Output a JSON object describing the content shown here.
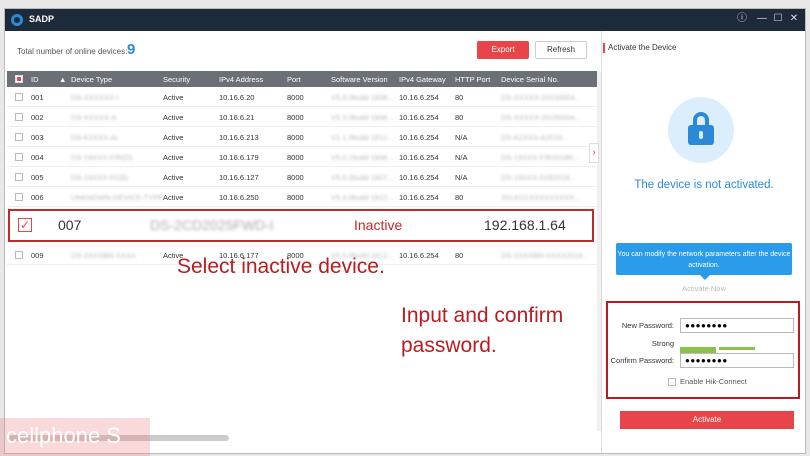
{
  "window": {
    "title": "SADP",
    "controls": [
      "ⓘ",
      "—",
      "☐",
      "✕"
    ]
  },
  "toolbar": {
    "total_label": "Total number of online devices:",
    "total_count": "9",
    "export_label": "Export",
    "refresh_label": "Refresh"
  },
  "table": {
    "headers": [
      "ID",
      "Device Type",
      "Security",
      "IPv4 Address",
      "Port",
      "Software Version",
      "IPv4 Gateway",
      "HTTP Port",
      "Device Serial No."
    ],
    "rows": [
      {
        "id": "001",
        "type": "DS-XXXXXX-I",
        "security": "Active",
        "ip": "10.16.6.20",
        "port": "8000",
        "sw": "V5.3.0build 1808...",
        "gw": "10.16.6.254",
        "http": "80",
        "serial": "DS-XXXXX-20150004..."
      },
      {
        "id": "002",
        "type": "DS-XXXXX-A",
        "security": "Active",
        "ip": "10.16.6.21",
        "port": "8000",
        "sw": "V5.3.0build 1808...",
        "gw": "10.16.6.254",
        "http": "80",
        "serial": "DS-XXXXX-20150004..."
      },
      {
        "id": "003",
        "type": "DS-K2XXX-AI",
        "security": "Active",
        "ip": "10.16.6.213",
        "port": "8000",
        "sw": "V1.1.0build 1812...",
        "gw": "10.16.6.254",
        "http": "N/A",
        "serial": "DS-K2XXX-A2018..."
      },
      {
        "id": "004",
        "type": "DS-19XXX-F/R(D)",
        "security": "Active",
        "ip": "10.16.6.179",
        "port": "8000",
        "sw": "V5.0.1build 1808...",
        "gw": "10.16.6.254",
        "http": "N/A",
        "serial": "DS-19XXX-F/R20180..."
      },
      {
        "id": "005",
        "type": "DS-19XXX-01(B)",
        "security": "Active",
        "ip": "10.16.6.127",
        "port": "8000",
        "sw": "V5.0.2build 1807...",
        "gw": "10.16.6.254",
        "http": "N/A",
        "serial": "DS-19XXX-01B2018..."
      },
      {
        "id": "006",
        "type": "UNKNOWN-DEVICE-TYPE",
        "security": "Active",
        "ip": "10.16.6.250",
        "port": "8000",
        "sw": "V5.4.0build 1812...",
        "gw": "10.16.6.254",
        "http": "80",
        "serial": "2014111XXXXXXXXX..."
      },
      {
        "id": "009",
        "type": "DS-2XXXBN-XXXX",
        "security": "Active",
        "ip": "10.16.6.177",
        "port": "8000",
        "sw": "V5.5.0build 1812...",
        "gw": "10.16.6.254",
        "http": "80",
        "serial": "DS-2XXXBN-XXXX2018..."
      }
    ],
    "highlight": {
      "id": "007",
      "type": "DS-2CD2025FWD-I",
      "security": "Inactive",
      "ip": "192.168.1.64",
      "check": "✓"
    }
  },
  "annotations": {
    "select": "Select inactive device.",
    "input_line1": "Input and confirm",
    "input_line2": "password."
  },
  "panel": {
    "header": "Activate the Device",
    "status": "The device is not activated.",
    "tip": "You can modify the network parameters after the device activation.",
    "activate_now": "Activate Now",
    "new_pw_label": "New Password:",
    "new_pw_value": "●●●●●●●●",
    "strength_label": "Strong",
    "confirm_label": "Confirm Password:",
    "confirm_value": "●●●●●●●●",
    "hik_connect": "Enable Hik-Connect",
    "activate_btn": "Activate"
  },
  "watermark": "cellphone S",
  "colors": {
    "accent_blue": "#2a8ad8",
    "accent_red": "#e8454a",
    "annotation_red": "#b81c22",
    "titlebar": "#1d2a3a"
  }
}
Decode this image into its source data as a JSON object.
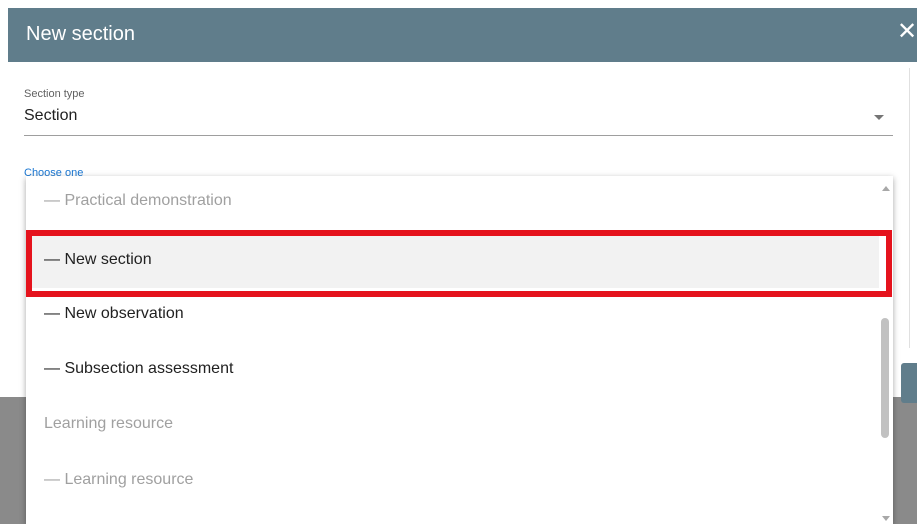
{
  "dialog": {
    "title": "New section",
    "close_glyph": "✕"
  },
  "section_type": {
    "label": "Section type",
    "value": "Section"
  },
  "choose": {
    "label": "Choose one"
  },
  "dropdown": {
    "options": [
      {
        "label": "— Practical demonstration",
        "enabled": false,
        "highlighted": false
      },
      {
        "label": "— New section",
        "enabled": true,
        "highlighted": true
      },
      {
        "label": "— New observation",
        "enabled": true,
        "highlighted": false
      },
      {
        "label": "— Subsection assessment",
        "enabled": true,
        "highlighted": false
      },
      {
        "label": "Learning resource",
        "enabled": false,
        "highlighted": false
      },
      {
        "label": "— Learning resource",
        "enabled": false,
        "highlighted": false
      }
    ]
  },
  "icons": {
    "close": "close-icon",
    "dropdown_arrow": "chevron-down-icon",
    "scroll_up": "scroll-up-icon",
    "scroll_down": "scroll-down-icon"
  },
  "colors": {
    "header": "#607d8b",
    "accent": "#1976d2",
    "highlight_border": "#e5131d"
  }
}
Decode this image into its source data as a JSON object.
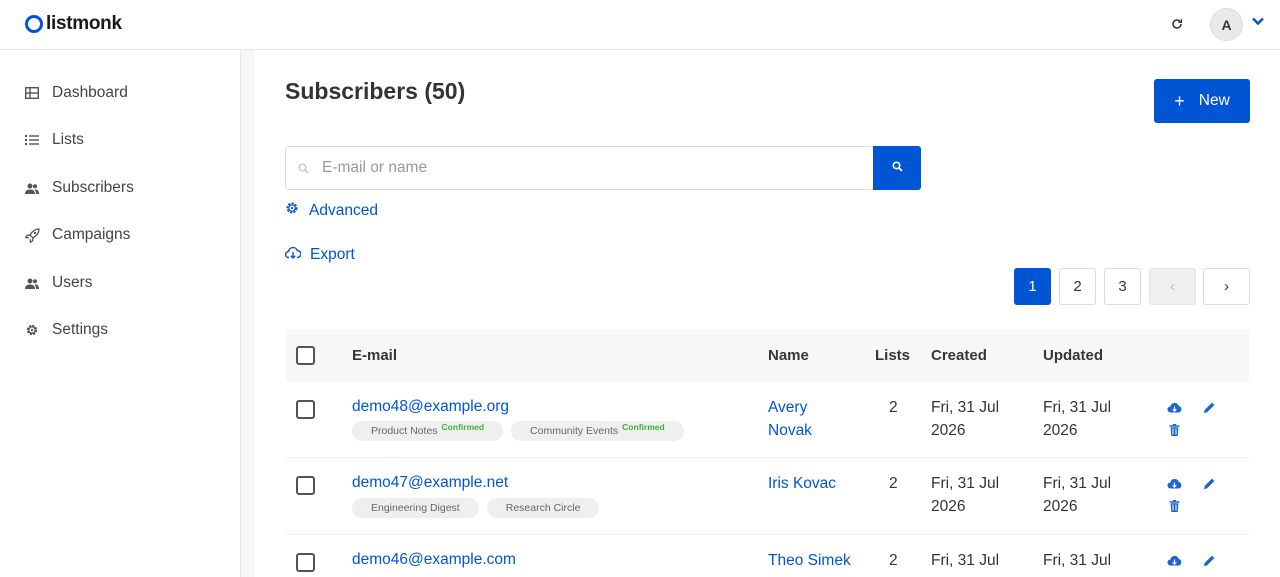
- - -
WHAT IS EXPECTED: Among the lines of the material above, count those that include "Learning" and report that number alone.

PROBLEM SOLUTION: 2